→ EXERCISE DESCRIPTION: Report each line of the data that includes the word "label".

┄┄┄┄┄┄┄┄┄┄┄┄┄┄┄┄┄┄┄┄

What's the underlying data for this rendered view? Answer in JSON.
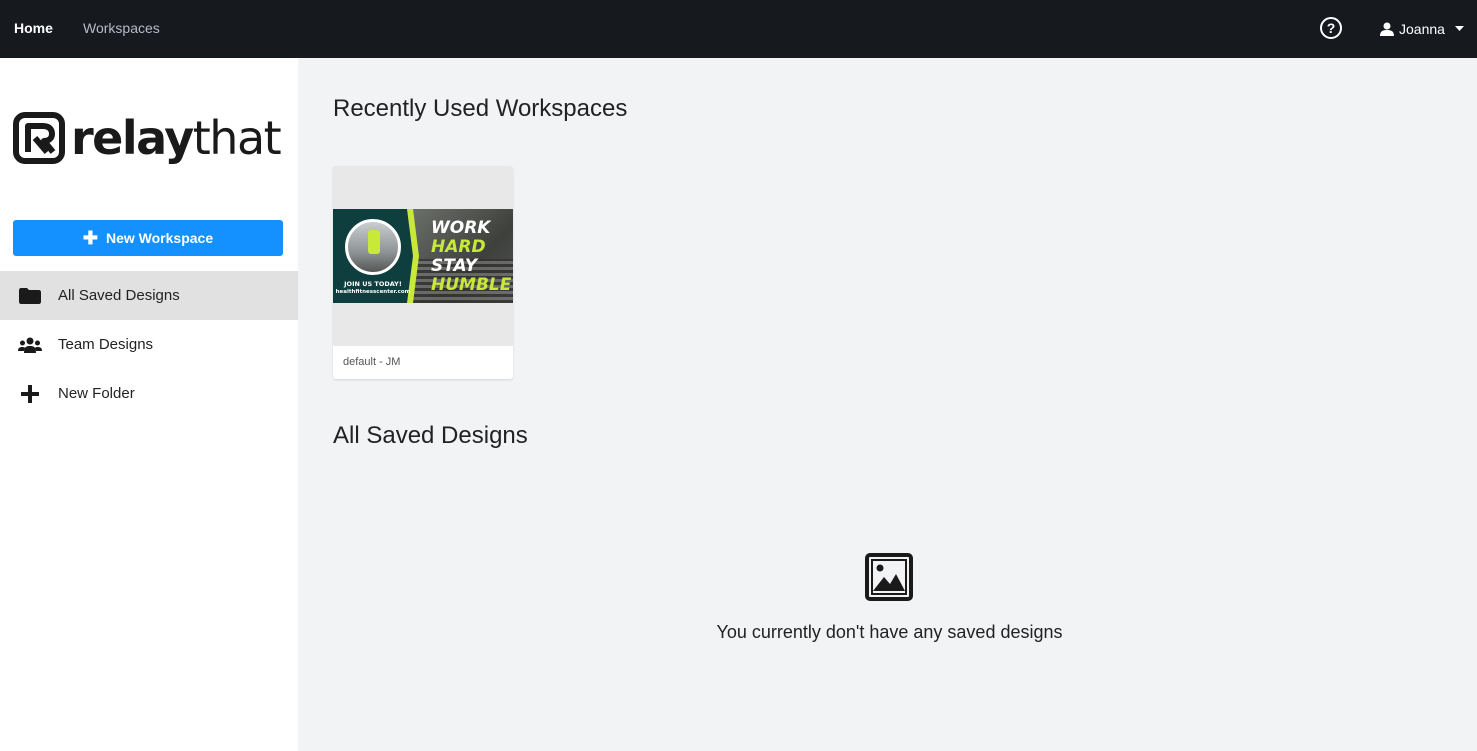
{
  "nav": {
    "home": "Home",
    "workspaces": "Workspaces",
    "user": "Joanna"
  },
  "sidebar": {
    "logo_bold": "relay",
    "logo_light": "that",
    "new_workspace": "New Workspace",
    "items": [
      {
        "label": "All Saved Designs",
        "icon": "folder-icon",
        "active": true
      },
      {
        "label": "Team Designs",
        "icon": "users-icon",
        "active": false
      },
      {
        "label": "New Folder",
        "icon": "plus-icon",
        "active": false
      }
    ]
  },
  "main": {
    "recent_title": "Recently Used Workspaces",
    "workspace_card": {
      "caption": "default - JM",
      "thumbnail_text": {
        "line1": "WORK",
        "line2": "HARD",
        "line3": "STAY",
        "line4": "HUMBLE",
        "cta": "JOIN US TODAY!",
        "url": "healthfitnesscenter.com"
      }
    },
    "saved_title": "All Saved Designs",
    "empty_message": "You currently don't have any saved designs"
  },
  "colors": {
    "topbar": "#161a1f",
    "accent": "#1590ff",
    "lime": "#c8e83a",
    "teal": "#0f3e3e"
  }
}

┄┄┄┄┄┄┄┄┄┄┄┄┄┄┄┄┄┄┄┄

→ RESPONSE AREA:
        "label": "All Saved Designs",
        "label": "Team Designs",
        "label": "New Folder",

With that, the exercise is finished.